Demand for carriage horses declined in the 20th century after the invention of the car. In the 1930s, Oldenburg breeders changed their goals and began producing adaptable saddle horses. They bred their horses with more Thoroughbreds, along with the best European sport breeds, including Hanoverians and Trakehners. 

The modern Oldenburg is an elite sport horse that regularly competes at national and international championships and the Olympic Games. Today, private owners breed most Oldenburgs under the supervision of the German Oldenburger Verband. The association allows breeders to use top bloodlines from many breeds instead of limiting breedings to purebred Oldenburgs.

All foals who qualify for a pedigree certificate from the breed association can receive the distinct Oldenburg brand on their left hip. This mark includes a crown, an “O” for Oldenburg, and a two-digit number taken from the horse’s registration number. 

This practice began in 1861 to help identify registered Oldenburgs.

The versatile Oldenburg excels in many sports, including: 

  • Dressage
  • Eventing
  • Show jumping
  • Driving
  • Pleasure riding 

Male Oldenburgs must pass a sports test in dressage, eventing, or jumping as part of the stallion licensing process.

The cost of an Oldenburg horse can vary widely, ranging from $6,000 to $100,000. Many top show-jumping riders buy talented Oldenburg horses with excellent jumping ability, and these desirable animals often sell for high prices. 

In 2018, the Oldenburg population included an estimated 7,000 mares and 300 stallions.

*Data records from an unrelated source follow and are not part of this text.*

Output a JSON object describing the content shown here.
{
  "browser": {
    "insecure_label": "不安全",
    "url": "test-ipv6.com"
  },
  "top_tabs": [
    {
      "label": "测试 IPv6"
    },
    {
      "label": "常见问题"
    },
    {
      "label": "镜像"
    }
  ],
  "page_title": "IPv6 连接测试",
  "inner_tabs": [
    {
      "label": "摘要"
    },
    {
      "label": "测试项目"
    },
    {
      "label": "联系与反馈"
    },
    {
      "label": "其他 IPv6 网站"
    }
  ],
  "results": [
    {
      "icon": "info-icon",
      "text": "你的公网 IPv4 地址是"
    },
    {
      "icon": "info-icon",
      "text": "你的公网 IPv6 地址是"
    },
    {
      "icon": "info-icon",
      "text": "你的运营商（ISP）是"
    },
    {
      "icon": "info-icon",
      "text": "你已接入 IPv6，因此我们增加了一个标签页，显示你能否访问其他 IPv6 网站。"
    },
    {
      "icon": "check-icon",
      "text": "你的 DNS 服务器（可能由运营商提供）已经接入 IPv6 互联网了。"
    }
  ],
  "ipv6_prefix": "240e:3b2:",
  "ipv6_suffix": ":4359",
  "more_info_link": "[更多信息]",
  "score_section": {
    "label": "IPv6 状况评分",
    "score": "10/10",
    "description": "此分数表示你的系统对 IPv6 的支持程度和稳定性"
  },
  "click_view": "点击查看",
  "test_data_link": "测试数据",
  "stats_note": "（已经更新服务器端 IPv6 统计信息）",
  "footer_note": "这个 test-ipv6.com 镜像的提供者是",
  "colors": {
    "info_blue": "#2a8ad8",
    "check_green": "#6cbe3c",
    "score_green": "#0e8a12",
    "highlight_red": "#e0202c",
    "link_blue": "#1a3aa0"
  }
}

Approximately 4,500 people breed Oldenburgs. Most breeders are German farmers who have small plots of land and only own two to four breeding mares. 

Small breeding populations of Oldenburgs exist in many countries, including Canada, France, Ireland, North America, and South Africa. In the U.S., the International Sporthorse Registry and Oldenburg Registry North America (ISR-Oldenburg NA) oversees Oldenburg breeding.

The Oldenburg requires daily food and water. A horse should eat around 1% to 2% of its body weight in grass or hay daily. If your Oldenburg requires grain, feed this concentrate in small, frequent meals. Also, your Oldenburg should have access to a comfortable shelter that provides cool shade in the summer and warmth in the winter. Remove manure daily to keep their living space clean. 

The noble Oldenburg horse is a superb sport horse that can perform at the highest levels of dressage and show jumping. The breed’s kind and stable nature also makes it a suitable riding horse for novice riders. An Oldenburg from the top bloodlines can fetch a high price, and this breed may be difficult to find outside of Germany. But if you’re passionate about horse sports and have access to this talented breed, an Oldenburg can be an excellent choice.